A determined but ultimately sketchy summary of the life of Lee, who shuns publicity and avoids biographers. Nelle Harper Lee's To Kill a Mockingbird (1960) remains one of the most frequently taught novels in American high schools, and its author remains an impossible bird to lime. For his efforts, which consumed several years, Shields (known principally for his YA titles) has come away with only a few feathers. Virtually all of this biography deals with the years leading up to Lee's Mockingbird (childhood and college and law school) and with its immediate aftermath (the sales, the celebrity, the Pulitzer, the movie). Much of what the author provides for the ensuing 40 years are anecdote and rumor and reports of rare sightings. There are many pages about Lee's collaboration with Truman Capote on In Cold Blood (confirming much of the detail in the film Capote), with some attention to Capote's jealousy of Lee's success and his petty failure to acknowledge the great contributions she made (Shields examined her capacious notes among Capote's papers). Shields has read every piece published about Lee, every interview she granted (some he reproduces at length), but because Lee refused to cooperate (and told her friends to be silent), Shields cannot answer the most fundamental questions that readers and fans have: Why has Harper Lee never published another book?

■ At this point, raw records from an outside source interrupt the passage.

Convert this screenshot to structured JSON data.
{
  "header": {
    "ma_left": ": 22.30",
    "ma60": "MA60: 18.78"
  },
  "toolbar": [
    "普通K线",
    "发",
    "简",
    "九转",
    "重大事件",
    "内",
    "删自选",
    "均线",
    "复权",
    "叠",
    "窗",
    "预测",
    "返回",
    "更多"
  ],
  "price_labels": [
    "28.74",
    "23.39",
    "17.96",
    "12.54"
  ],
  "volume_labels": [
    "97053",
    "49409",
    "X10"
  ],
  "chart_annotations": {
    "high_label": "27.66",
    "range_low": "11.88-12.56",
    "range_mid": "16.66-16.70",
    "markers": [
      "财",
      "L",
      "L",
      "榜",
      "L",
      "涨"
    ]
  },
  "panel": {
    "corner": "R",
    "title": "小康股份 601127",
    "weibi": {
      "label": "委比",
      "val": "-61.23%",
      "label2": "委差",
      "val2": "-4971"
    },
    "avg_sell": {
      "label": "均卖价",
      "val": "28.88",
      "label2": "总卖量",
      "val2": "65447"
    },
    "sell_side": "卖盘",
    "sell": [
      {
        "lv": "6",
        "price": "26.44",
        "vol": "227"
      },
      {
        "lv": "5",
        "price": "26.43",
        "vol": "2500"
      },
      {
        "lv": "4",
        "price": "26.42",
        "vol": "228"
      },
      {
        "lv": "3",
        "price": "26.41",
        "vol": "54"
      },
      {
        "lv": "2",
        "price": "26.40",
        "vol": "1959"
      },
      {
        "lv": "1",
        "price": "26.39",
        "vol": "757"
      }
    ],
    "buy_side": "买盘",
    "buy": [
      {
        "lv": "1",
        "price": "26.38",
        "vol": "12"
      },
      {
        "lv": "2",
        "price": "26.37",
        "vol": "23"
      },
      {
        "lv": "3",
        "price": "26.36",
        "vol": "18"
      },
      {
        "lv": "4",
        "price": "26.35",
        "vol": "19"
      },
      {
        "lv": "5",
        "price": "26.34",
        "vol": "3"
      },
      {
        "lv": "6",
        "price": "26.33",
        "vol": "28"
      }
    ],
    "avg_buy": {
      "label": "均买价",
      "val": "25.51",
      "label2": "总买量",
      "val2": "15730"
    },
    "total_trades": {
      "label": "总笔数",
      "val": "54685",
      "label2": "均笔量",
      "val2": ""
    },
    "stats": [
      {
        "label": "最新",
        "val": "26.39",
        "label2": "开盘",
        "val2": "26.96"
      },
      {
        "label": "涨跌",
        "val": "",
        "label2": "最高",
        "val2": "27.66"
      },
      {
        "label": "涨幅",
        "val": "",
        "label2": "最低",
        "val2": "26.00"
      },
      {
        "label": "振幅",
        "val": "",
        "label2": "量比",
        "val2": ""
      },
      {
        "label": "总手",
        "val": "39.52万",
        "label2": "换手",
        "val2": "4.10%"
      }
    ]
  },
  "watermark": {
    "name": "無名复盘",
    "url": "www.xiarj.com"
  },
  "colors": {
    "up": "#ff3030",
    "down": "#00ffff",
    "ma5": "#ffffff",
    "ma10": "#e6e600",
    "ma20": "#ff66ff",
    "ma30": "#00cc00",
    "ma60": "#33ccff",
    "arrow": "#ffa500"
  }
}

Has she been writing but just not publishing? Lee's mind and heart likewise remain enigmatic. Lee's Cerberus is her older sister Alice (now in her mid-90s), who said years ago that a burglar stole Lee's nearly completed manuscript of her second novel (or, perhaps, a dog ate it). And Lee abandoned a true-crime book that she researched foryears. Shields's prose is generally unremarkable-sometimes silly ("The wind blew back her short chestnut hair. . . .") and cliched. Proof that the aging avian continues to elude and frustrate pursuers.